57. Cultivate good hobbies — reading, spending time in nature, building things. Let children be useful with their hands.
58. When you need help as a parent, default to Scripture, the Catechism, and your own experiences. There are also some great parenting books out there, but we almost always pull out the Bible and the Catechism when explaining to kids why we expect them to do or not do certain things.
59. Don’t be afraid to tell them about the mistakes you’ve made. It doesn’t hurt them to know you’re not perfect.
60. Don’t forget these, the most important things you can say to your children: I love you, Thank you, Sorry, Please. Say them often. Say them to each other. They echo perfectly the Lord’s prayer.
61. Set the bar high, but make it a different kind of bar — raise children for heaven, not Harvard.
62. Celebrate difference. Make them glad to be set apart from the crowd. Help them become proud of it. Relish swimming against the tide.
63. Emphasize FAMILY. We do THIS because this is what works for OUR family. They won’t understand it at first, but sooner or later, they’ll take it as a badge of honor.
64. They will make mistakes; they will disappoint you. That’s life. As parents we are called to forgive, and help them move forward.
65. Don’t forget to take them on dates. They need that one-on-one time with Mom or Dad.
66. Learn to talk about the difficult stuff: sex, drugs, alcohol, violence. These are ongoing topics in our home. The older the child, the more we can get into the nitty-gritty. They should know that they can come to you with ANY question, and that they will be treated with respect.
67. Teach them to value internals over externals. It’s your example that’s really important here. Learn the difference between internal control vs. external control, internal rewards vs. external rewards, internal values vs. external values.
68. Teach and model what self-sacrifice is.
69. Teach and model delayed gratification — material, spiritual, physical. It will build character like you wouldn’t believe.
70. Kindness begets kindness. Dare to transform the world, one deed at a time.

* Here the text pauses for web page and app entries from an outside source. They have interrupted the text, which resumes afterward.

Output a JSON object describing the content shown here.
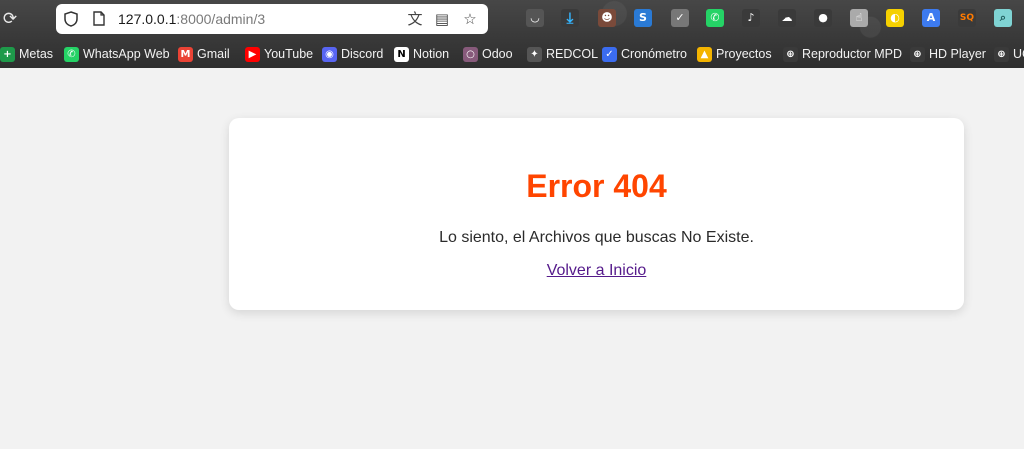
{
  "browser": {
    "url_host": "127.0.0.1",
    "url_rest": ":8000/admin/3",
    "icons": {
      "reload": "reload-icon",
      "shield": "shield-icon",
      "page": "page-icon",
      "translate": "translate-icon",
      "reader": "reader-icon",
      "star": "star-icon"
    }
  },
  "bookmarks": [
    {
      "label": "Metas",
      "icon": "metas-icon",
      "color": "#1e9a4a",
      "glyph": "+"
    },
    {
      "label": "WhatsApp Web",
      "icon": "whatsapp-icon",
      "color": "#25d366",
      "glyph": "✆"
    },
    {
      "label": "Gmail",
      "icon": "gmail-icon",
      "color": "#ea4335",
      "glyph": "M"
    },
    {
      "label": "YouTube",
      "icon": "youtube-icon",
      "color": "#ff0000",
      "glyph": "▶"
    },
    {
      "label": "Discord",
      "icon": "discord-icon",
      "color": "#5865f2",
      "glyph": "◉"
    },
    {
      "label": "Notion",
      "icon": "notion-icon",
      "color": "#ffffff",
      "glyph": "N"
    },
    {
      "label": "Odoo",
      "icon": "odoo-icon",
      "color": "#875a7b",
      "glyph": "○"
    },
    {
      "label": "REDCOL",
      "icon": "redcol-icon",
      "color": "#555555",
      "glyph": "✦"
    },
    {
      "label": "Cronómetro",
      "icon": "cronometro-icon",
      "color": "#3b6cf0",
      "glyph": "✓"
    },
    {
      "label": "Proyectos",
      "icon": "drive-icon",
      "color": "#f4b400",
      "glyph": "▲"
    },
    {
      "label": "Reproductor MPD",
      "icon": "globe-icon",
      "color": "#3a3a3a",
      "glyph": "⊕"
    },
    {
      "label": "HD Player",
      "icon": "globe-icon",
      "color": "#3a3a3a",
      "glyph": "⊕"
    },
    {
      "label": "UC",
      "icon": "globe-icon",
      "color": "#3a3a3a",
      "glyph": "⊕"
    }
  ],
  "extensions": [
    {
      "icon": "pocket-icon",
      "color": "#555555",
      "glyph": "◡"
    },
    {
      "icon": "download-icon",
      "color": "#3a3a3a",
      "glyph": "⤓"
    },
    {
      "icon": "profile-icon",
      "color": "#7a4a3a",
      "glyph": "☻"
    },
    {
      "icon": "s-extension-icon",
      "color": "#2a7ad5",
      "glyph": "S"
    },
    {
      "icon": "adblock-shield-icon",
      "color": "#777777",
      "glyph": "✓"
    },
    {
      "icon": "whatsapp-ext-icon",
      "color": "#25d366",
      "glyph": "✆"
    },
    {
      "icon": "music-note-icon",
      "color": "#3a3a3a",
      "glyph": "♪"
    },
    {
      "icon": "cloud-icon",
      "color": "#3a3a3a",
      "glyph": "☁"
    },
    {
      "icon": "ball-icon",
      "color": "#3a3a3a",
      "glyph": "●"
    },
    {
      "icon": "touch-icon",
      "color": "#aaaaaa",
      "glyph": "☝"
    },
    {
      "icon": "bulb-icon",
      "color": "#f5d000",
      "glyph": "◐"
    },
    {
      "icon": "translate-ext-icon",
      "color": "#3d7bf0",
      "glyph": "A"
    },
    {
      "icon": "sq-icon",
      "color": "#3a3a3a",
      "glyph": "SQ"
    },
    {
      "icon": "search-ext-icon",
      "color": "#7fd3d3",
      "glyph": "⌕"
    }
  ],
  "page": {
    "title": "Error 404",
    "message": "Lo siento, el Archivos que buscas No Existe.",
    "link": "Volver a Inicio",
    "title_color": "#ff4500"
  }
}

71. Detach, detach, detach. Abby Sasscer’s book helped me a lot.
72. Learn history, particularly salvation history, and things like where we got the Bible, and the history of the Church.

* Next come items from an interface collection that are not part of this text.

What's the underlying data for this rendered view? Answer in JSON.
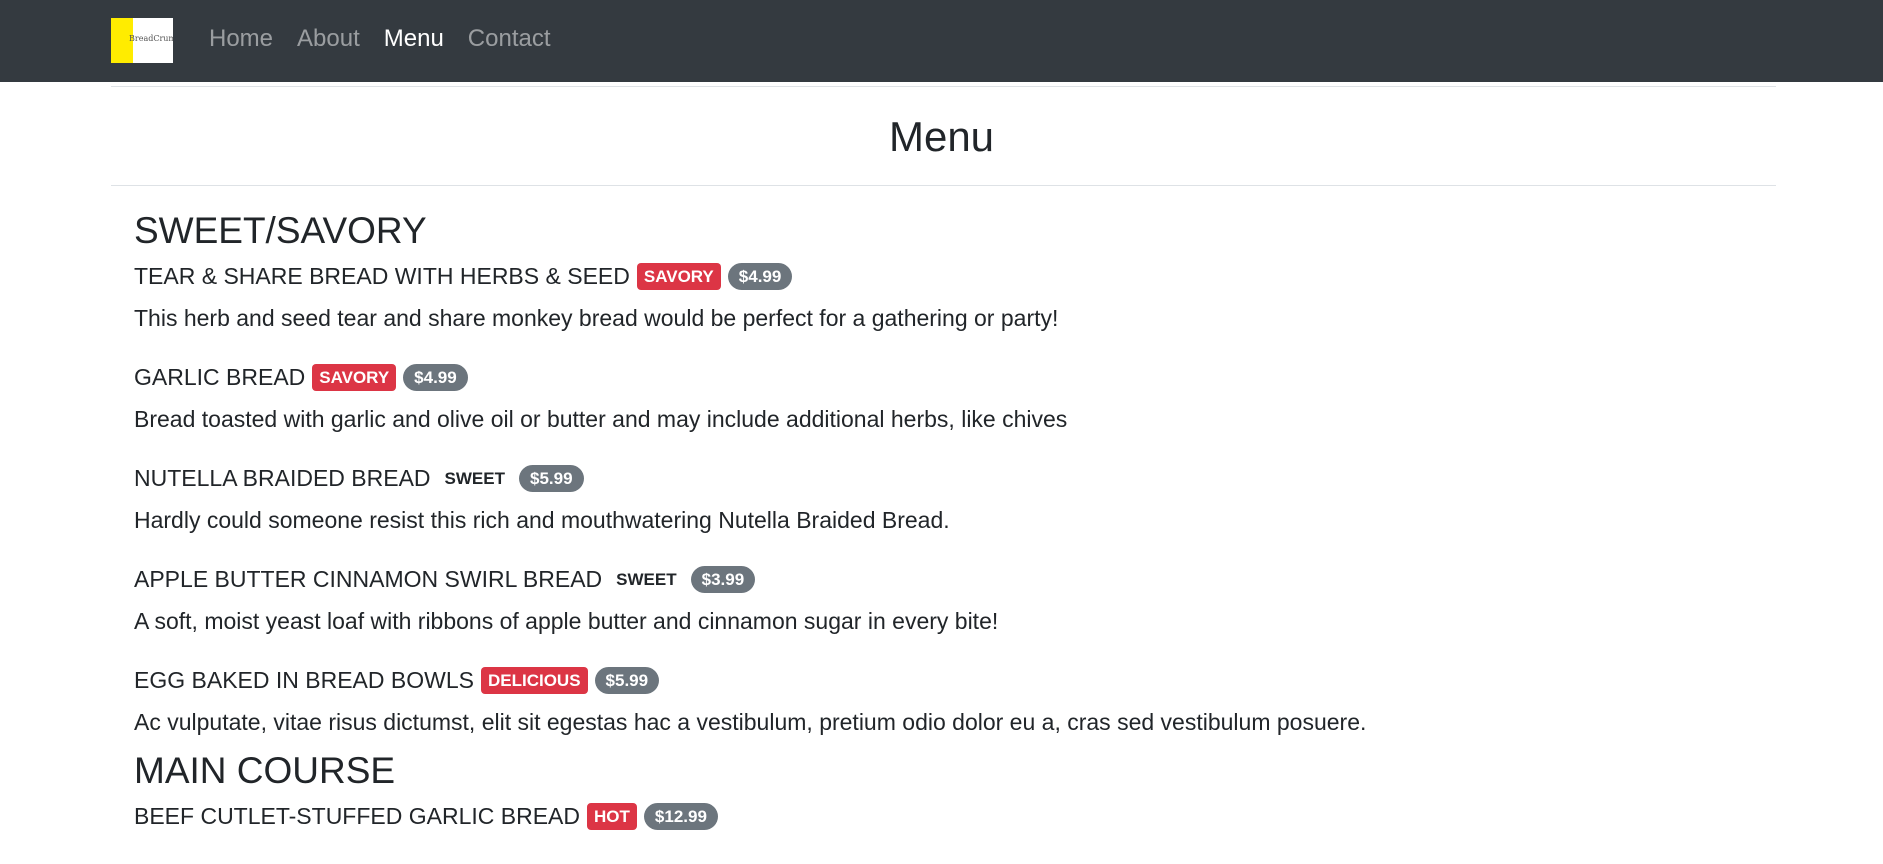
{
  "nav": {
    "brand_text": "BreadCrumbs",
    "links": [
      {
        "label": "Home"
      },
      {
        "label": "About"
      },
      {
        "label": "Menu"
      },
      {
        "label": "Contact"
      }
    ]
  },
  "page": {
    "title": "Menu"
  },
  "sections": [
    {
      "title": "SWEET/SAVORY",
      "items": [
        {
          "name": "TEAR & SHARE BREAD WITH HERBS & SEED",
          "tag": "SAVORY",
          "price": "$4.99",
          "desc": "This herb and seed tear and share monkey bread would be perfect for a gathering or party!"
        },
        {
          "name": "GARLIC BREAD",
          "tag": "SAVORY",
          "price": "$4.99",
          "desc": "Bread toasted with garlic and olive oil or butter and may include additional herbs, like chives"
        },
        {
          "name": "NUTELLA BRAIDED BREAD",
          "tag": "SWEET",
          "price": "$5.99",
          "desc": "Hardly could someone resist this rich and mouthwatering Nutella Braided Bread."
        },
        {
          "name": "APPLE BUTTER CINNAMON SWIRL BREAD",
          "tag": "SWEET",
          "price": "$3.99",
          "desc": "A soft, moist yeast loaf with ribbons of apple butter and cinnamon sugar in every bite!"
        },
        {
          "name": "EGG BAKED IN BREAD BOWLS",
          "tag": "DELICIOUS",
          "price": "$5.99",
          "desc": "Ac vulputate, vitae risus dictumst, elit sit egestas hac a vestibulum, pretium odio dolor eu a, cras sed vestibulum posuere."
        }
      ]
    },
    {
      "title": "MAIN COURSE",
      "items": [
        {
          "name": "BEEF CUTLET-STUFFED GARLIC BREAD",
          "tag": "HOT",
          "price": "$12.99"
        }
      ]
    }
  ],
  "colors": {
    "navbar": "#343a40",
    "danger": "#dc3545",
    "price_badge": "#6c757d",
    "brand_yellow": "#ffec00"
  }
}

73. Learn the language of Catholicism, and don’t let it die.
74. Let your child have heroes. The ones found on the big screen can be good, but find good role models around you — fellow parents who are passionate about the faith and passing it on to their children, priests, nuns, other people your kids’ age and up who can inspire them.

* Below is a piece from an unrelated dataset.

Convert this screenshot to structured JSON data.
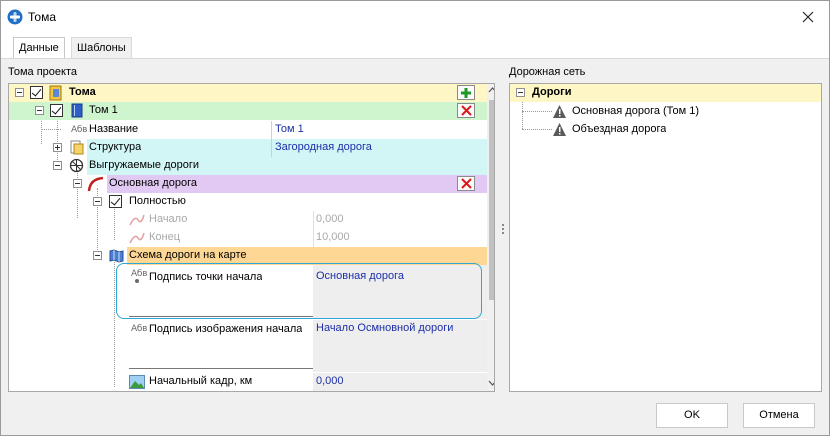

75. Volunteer at your church, get to know fellow parishioners.
76. Tithe. I cannot say enough how much this changed our lives. As always, one cannot outgive God.
77. Don’t be afraid of your kids. Too many parents fear their children these days. Fear is not of the Lord. Our children were given to us so we can shepherd them, not the other way around.
78. Don’t be afraid of being idealistic, to a point. Way too many pessimists out there; the world doesn’t need more of them.
79. Learn your spouse and your children’s love languages. It will make a profound difference in your relationships at home.
80. Pro-life doesn’t mean getting stuck in one approach or one event or one organization all the time. All our efforts put together work towards the common good. But we need to find more reasons to unite than fall apart.
81. We are our kids’ first line of defense… against the culture of death, against predators, against pride, sin, indifference. Let’s not let them down.
82. Fear is of the devil. Face life with courage. God is with us.
83. Celebrate family. We’re supposed to work out our salvation within it. Familiaris Consortio
This is a list-in-progress. I’m having my children and hubby read it, we may add more, or delete some.
Alicia has also come up with a beautiful list that I hope you’ll take time to read.
Mine is more tailored to what I’ve personally seen and experienced the past couple of years fighting the Philippines’ RH Bill. I’ve also drawn on what has worked for us (so far) as parents.
Some other articles of interest:
Our families, our children, are called to change the world. Let’s do it!
Tomorrow, an examination of conscience